We’ve written quite a bit over the years about the Spectrum of Distinctiveness for trademarks, and the all-important difference between suggestive marks and merely descriptive ones, with only the former being allowed immediate rights based on first use.
Creativity is what separates the power of suggestion from the weakness and limbo of descriptiveness. Remember the floating feather example and all the silly guesses as to what it might suggest? And, those who persist in smashing an otherwise suggestive brand?
One of my favorite local examples of a great suggestive mark is Murray’s famous Silver Butter Knife trademark for steak. With all the long lines for salad places in the skyway system here in Minneapolis, Murray’s appears to have stepped up its advertising campaign.
But, I’m left wondering, is Silver Butter Knife only a trademark? Or, does it not also function as a service mark too?
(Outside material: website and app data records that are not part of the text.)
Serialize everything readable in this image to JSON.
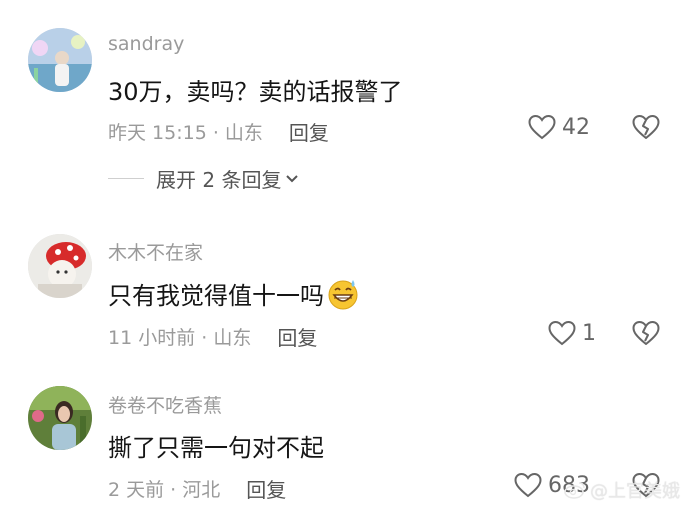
{
  "comments": [
    {
      "username": "sandray",
      "text": "30万，卖吗？卖的话报警了",
      "time": "昨天 15:15 · 山东",
      "reply_label": "回复",
      "likes": "42",
      "expand_label": "展开 2 条回复"
    },
    {
      "username": "木木不在家",
      "text": "只有我觉得值十一吗",
      "time": "11 小时前 · 山东",
      "reply_label": "回复",
      "likes": "1"
    },
    {
      "username": "卷卷不吃香蕉",
      "text": "撕了只需一句对不起",
      "time": "2 天前 · 河北",
      "reply_label": "回复",
      "likes": "683"
    }
  ],
  "watermark": "@上官美娥"
}
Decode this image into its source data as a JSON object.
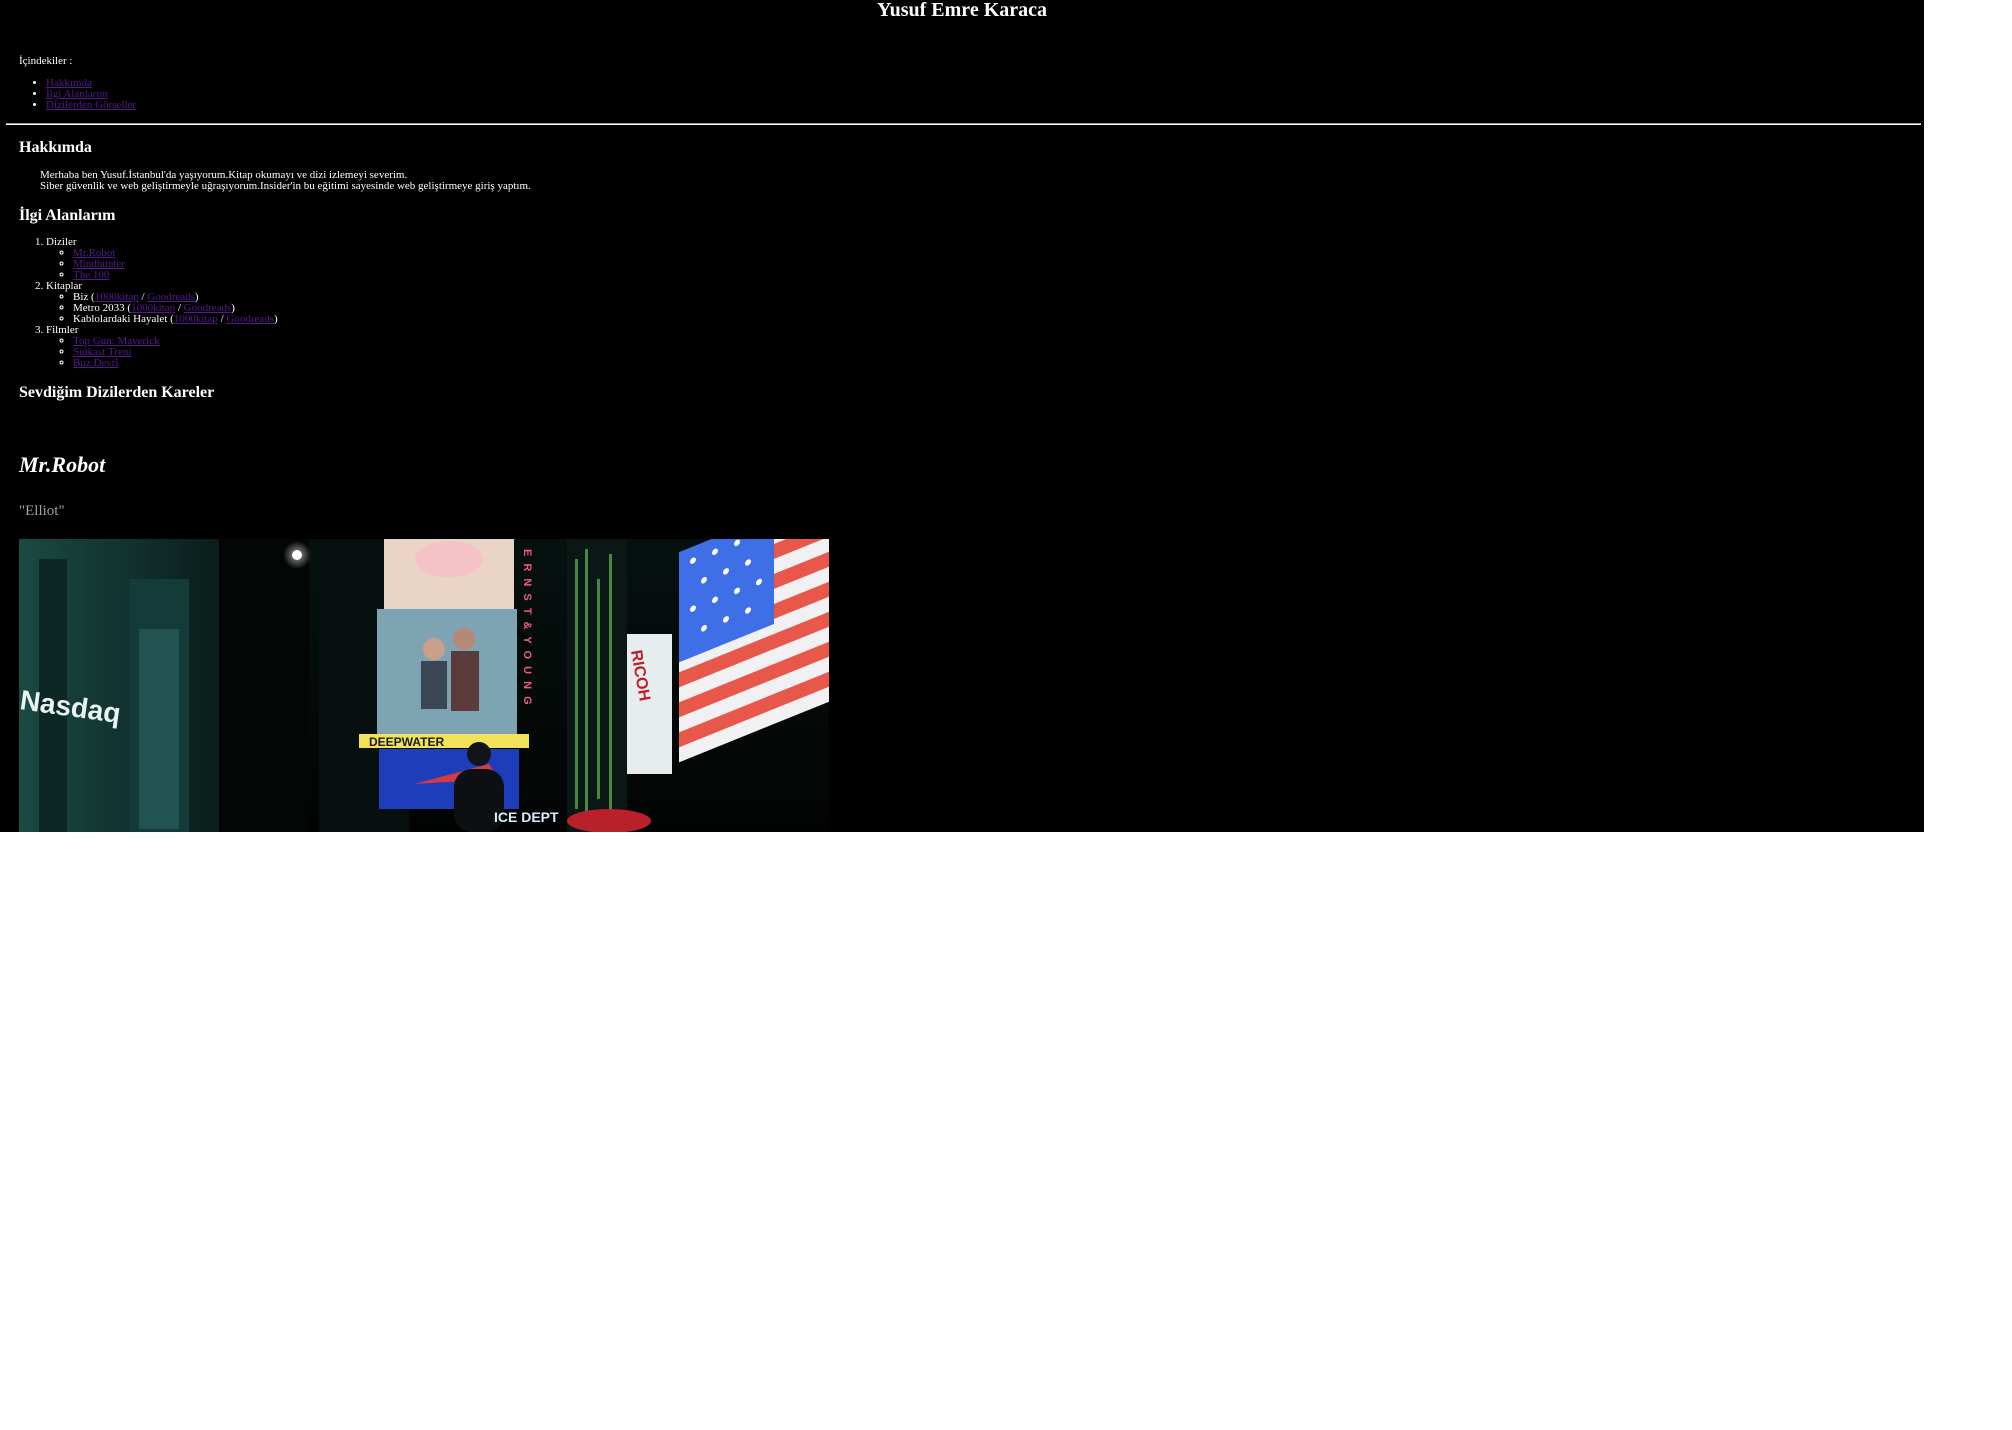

After all, the steak is prepared in the kitchen and then carved at table-side, Murray’s certainly touts the “experience,” which seems to point to the service.
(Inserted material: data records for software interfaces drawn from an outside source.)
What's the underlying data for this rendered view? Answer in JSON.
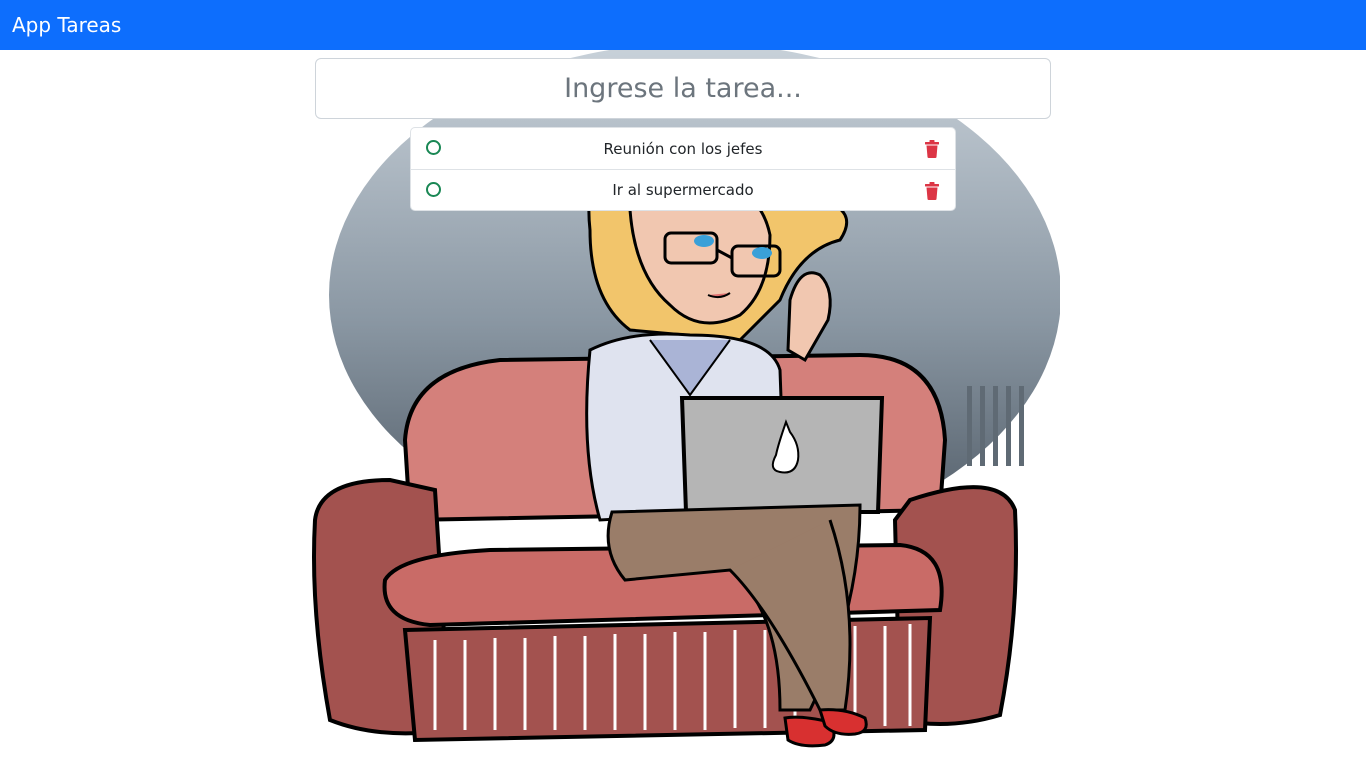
{
  "navbar": {
    "brand": "App Tareas",
    "color": "#0d6efd"
  },
  "task_input": {
    "value": "",
    "placeholder": "Ingrese la tarea..."
  },
  "tasks": [
    {
      "text": "Reunión con los jefes",
      "done": false,
      "check_icon": "circle-outline-icon",
      "delete_icon": "trash-icon"
    },
    {
      "text": "Ir al supermercado",
      "done": false,
      "check_icon": "circle-outline-icon",
      "delete_icon": "trash-icon"
    }
  ],
  "colors": {
    "check": "#198754",
    "delete": "#dc3545"
  }
}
What’s more, in terms of scope of rights, if Silver Butter Knife had also been registered for restaurant services, do you suppose the USPTO might have done some heavy lifting for Murray’s and refused registration of BUTTERKNIFE WINES for wine?
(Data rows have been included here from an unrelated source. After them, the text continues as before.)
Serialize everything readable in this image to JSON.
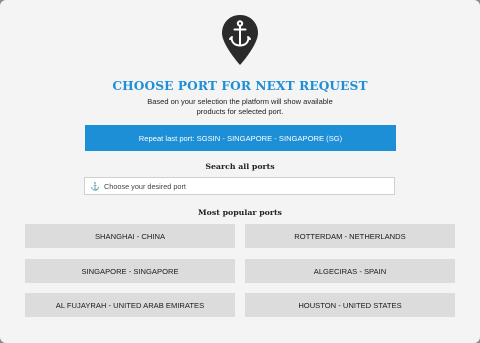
{
  "modal": {
    "title": "CHOOSE PORT FOR NEXT REQUEST",
    "subtitle_line1": "Based on your selection the platform will show available",
    "subtitle_line2": "products for selected port.",
    "repeat_button": "Repeat last port: SGSIN - SINGAPORE - SINGAPORE (SG)",
    "search_title": "Search all ports",
    "search_placeholder": "Choose your desired port",
    "popular_title": "Most popular ports",
    "ports": [
      "SHANGHAI - CHINA",
      "ROTTERDAM - NETHERLANDS",
      "SINGAPORE - SINGAPORE",
      "ALGECIRAS - SPAIN",
      "AL FUJAYRAH - UNITED ARAB EMIRATES",
      "HOUSTON - UNITED STATES"
    ]
  },
  "colors": {
    "accent": "#1c8fd6",
    "title": "#1e8fd6",
    "pin": "#2b2b2b",
    "port_bg": "#dcdcdc",
    "modal_bg": "#f4f4f4"
  },
  "icons": {
    "header": "anchor-pin-icon",
    "search": "anchor-icon"
  }
}
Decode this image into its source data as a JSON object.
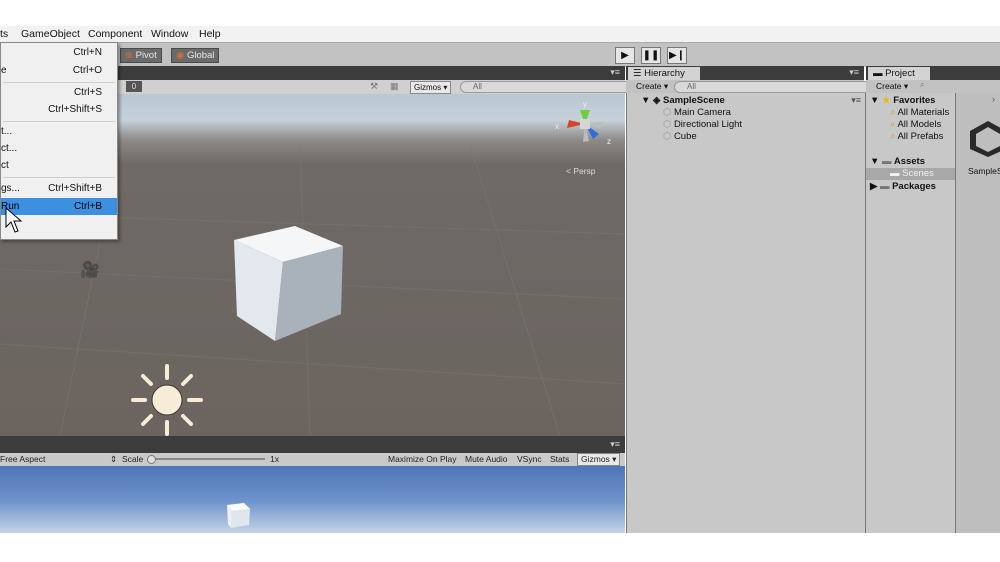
{
  "menubar": {
    "items": [
      "ts",
      "GameObject",
      "Component",
      "Window",
      "Help"
    ]
  },
  "toolbar": {
    "pivot_label": "Pivot",
    "global_label": "Global"
  },
  "file_menu": {
    "items": [
      {
        "label": "",
        "shortcut": "Ctrl+N"
      },
      {
        "label": "e",
        "shortcut": "Ctrl+O"
      },
      {
        "label": "",
        "shortcut": "Ctrl+S"
      },
      {
        "label": "",
        "shortcut": "Ctrl+Shift+S"
      },
      {
        "label": "t...",
        "shortcut": ""
      },
      {
        "label": "ct...",
        "shortcut": ""
      },
      {
        "label": "ct",
        "shortcut": ""
      },
      {
        "label": "gs...",
        "shortcut": "Ctrl+Shift+B"
      },
      {
        "label": "Run",
        "shortcut": "Ctrl+B"
      }
    ]
  },
  "scene": {
    "toolbar_field": "0",
    "gizmos_label": "Gizmos",
    "search_placeholder": "All",
    "persp_label": "< Persp",
    "axis_y": "y",
    "axis_x": "x",
    "axis_z": "z"
  },
  "game": {
    "aspect": "Free Aspect",
    "scale_label": "Scale",
    "scale_value": "1x",
    "maximize_label": "Maximize On Play",
    "mute_label": "Mute Audio",
    "vsync_label": "VSync",
    "stats_label": "Stats",
    "gizmos_label": "Gizmos"
  },
  "hierarchy": {
    "tab_label": "Hierarchy",
    "create_label": "Create",
    "search_placeholder": "All",
    "scene_name": "SampleScene",
    "objects": [
      "Main Camera",
      "Directional Light",
      "Cube"
    ]
  },
  "project": {
    "tab_label": "Project",
    "create_label": "Create",
    "favorites_label": "Favorites",
    "favorites": [
      "All Materials",
      "All Models",
      "All Prefabs"
    ],
    "assets_label": "Assets",
    "scenes_label": "Scenes",
    "packages_label": "Packages",
    "grid_item": "SampleS"
  },
  "colors": {
    "selection": "#3d8fe0",
    "dark_tab": "#3c3c3c",
    "panel": "#c8c8c8"
  }
}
By the way, would anyone like a serrated knife to cut through all this trademark clutter?